I asked Paul for a recommendation for a dinner restaurant. “Well, I prefer to eat with Mom (his wife) at home, but I suppose if I had to eat somewhere else it would be Putches or Duffy’s downtown here.” We ate at Duffy’s, and Paul’s recommendation was spot on.
I learned that Paul and his wife had celebrated 50 years of marriage in June. They had two daughters, a son, and one grandson. This was Paul’s second barber shop and he had been cutting hair in his “new” shop since 1962. He confirmed that the chairs, register, and fixtures predated his arrival. It was at this point that Paul became serious. “There have been many people over the years who have offered to buy my chairs, cash register, and other items.” He and “Mom” had talked about it, but it just didn’t seem right. The shop was his business and his life. He just couldn’t see parting with it piecemeal. With sadness he remarked that in front of the shop there once stood a tall barber’s pole that was as old as the shop itself. About 8 years ago some fellows passing through town wanted to buy it. Paul politely declined to sell. “I was in the shop Saturday, and by Monday the pole was gone. Someone stole my barber pole”. Paul declined to blame “those fellows”, or anyone else. He just remarked, with a hint of sadness that maybe someone needed it more than he did.
“What do you think?” asked Paul. “About the barber pole?” I replied. “No, the haircut!

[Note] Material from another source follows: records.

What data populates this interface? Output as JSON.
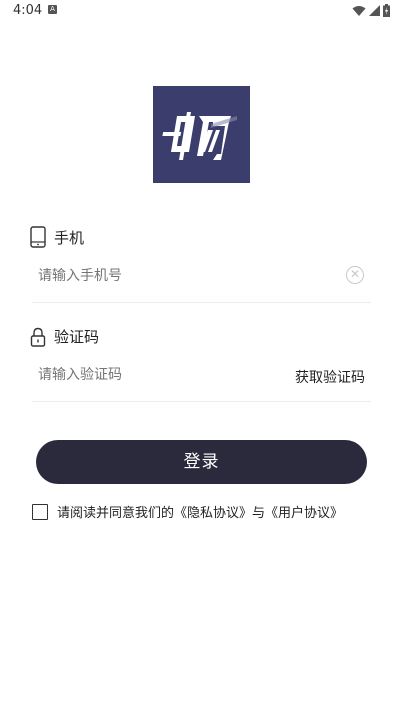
{
  "status_bar": {
    "time": "4:04",
    "notification_icon": "a-notification-icon",
    "icons": [
      "wifi-icon",
      "signal-icon",
      "battery-icon"
    ]
  },
  "logo": {
    "text": "畅",
    "color": "#3b3e6d"
  },
  "phone": {
    "label": "手机",
    "placeholder": "请输入手机号",
    "icon": "phone-icon",
    "clear_icon": "clear-icon"
  },
  "code": {
    "label": "验证码",
    "placeholder": "请输入验证码",
    "icon": "lock-icon",
    "get_code_label": "获取验证码"
  },
  "login": {
    "label": "登录",
    "color": "#2b2a3d"
  },
  "agreement": {
    "prefix": "请阅读并同意我们的",
    "privacy": "《隐私协议》",
    "joiner": "与",
    "user": "《用户协议》"
  }
}
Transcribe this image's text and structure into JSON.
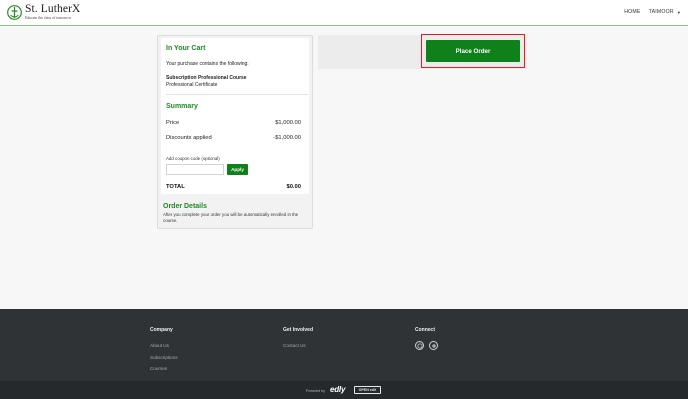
{
  "brand": {
    "name": "St. LutherX",
    "tagline": "Educate the class of tomorrow",
    "accent": "#1e8a24"
  },
  "nav": {
    "home": "HOME",
    "user": "TAIMOOR"
  },
  "cart": {
    "title": "In Your Cart",
    "description": "Your purchase contains the following:",
    "course_name": "Subscription Professional Course",
    "course_type": "Professional Certificate"
  },
  "summary": {
    "title": "Summary",
    "price_label": "Price",
    "price_value": "$1,000.00",
    "discount_label": "Discounts applied",
    "discount_value": "-$1,000.00",
    "coupon_label": "Add coupon code (optional)",
    "coupon_value": "",
    "apply_label": "Apply",
    "total_label": "TOTAL",
    "total_value": "$0.00"
  },
  "order_details": {
    "title": "Order Details",
    "text": "After you complete your order you will be automatically enrolled in the course."
  },
  "place_order": {
    "label": "Place Order"
  },
  "footer": {
    "company_title": "Company",
    "company_links": [
      "About Us",
      "Subscriptions",
      "Courses"
    ],
    "involved_title": "Get Involved",
    "involved_links": [
      "Contact Us"
    ],
    "connect_title": "Connect",
    "social_icons": [
      "chat-icon",
      "settings-icon"
    ],
    "powered_by": "Powered by",
    "edly": "edly",
    "open_edx": "OPEN edX"
  }
}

Is it ok?” I smiled and looked in the cracked and time worn wall mirror at the white skinned border that now separated my bicycle tan from my shortened hairline. “Paul, it looks great!” Paul beamed and said, “That will be nine dollars.” I gave him a ten… “Please keep the change”. His smile broadened, broken only by the word, “Thanks!”
As I left the shop I considered that my ten dollars had purchased a haircut and a moment in the life of a good and extraordinary man. Smith Center had the fortune of Paul’s good will for over 50 years. “Mom” had enjoyed his love and company for over 50 years. How rich the community and how rich his family. My 15 minutes in his chair were priceless. I wish I could take my grandchildren there just once. You know that tonsorial “throne”, fit for any young prince (or princess). I wonder if children’s haircuts are also nine dollars. Let’s see, that would be $90.00 plus the tip… What a bargain.
A sad update to my reflections on Paul…
2 thoughts on “Across America by Bicycle, Part 17: Kansas is not Flat”
Barb Fouts says:
Loved reading about Smith Center and the barber shop. Reminded me of my son’s first haircut at 2 years old in a very small town in No. Missouri, Martinsville, where my husband grew up and got his hair cut as a young man by the same barber, “Sam”.
Also, when first married in 1963, we had an acrylic ice cube with a cockroach inside that we loved to slip in friends drinks! Great minds think alike!
Your descriptions of your adventures on the bike trip are wonderful as well as the photography. Thanks for sharing.
Pete Schloss says:
Thanks Barb. Isn’t it remarkable how something as seemingly insignificant as a haircut can stay with you for years?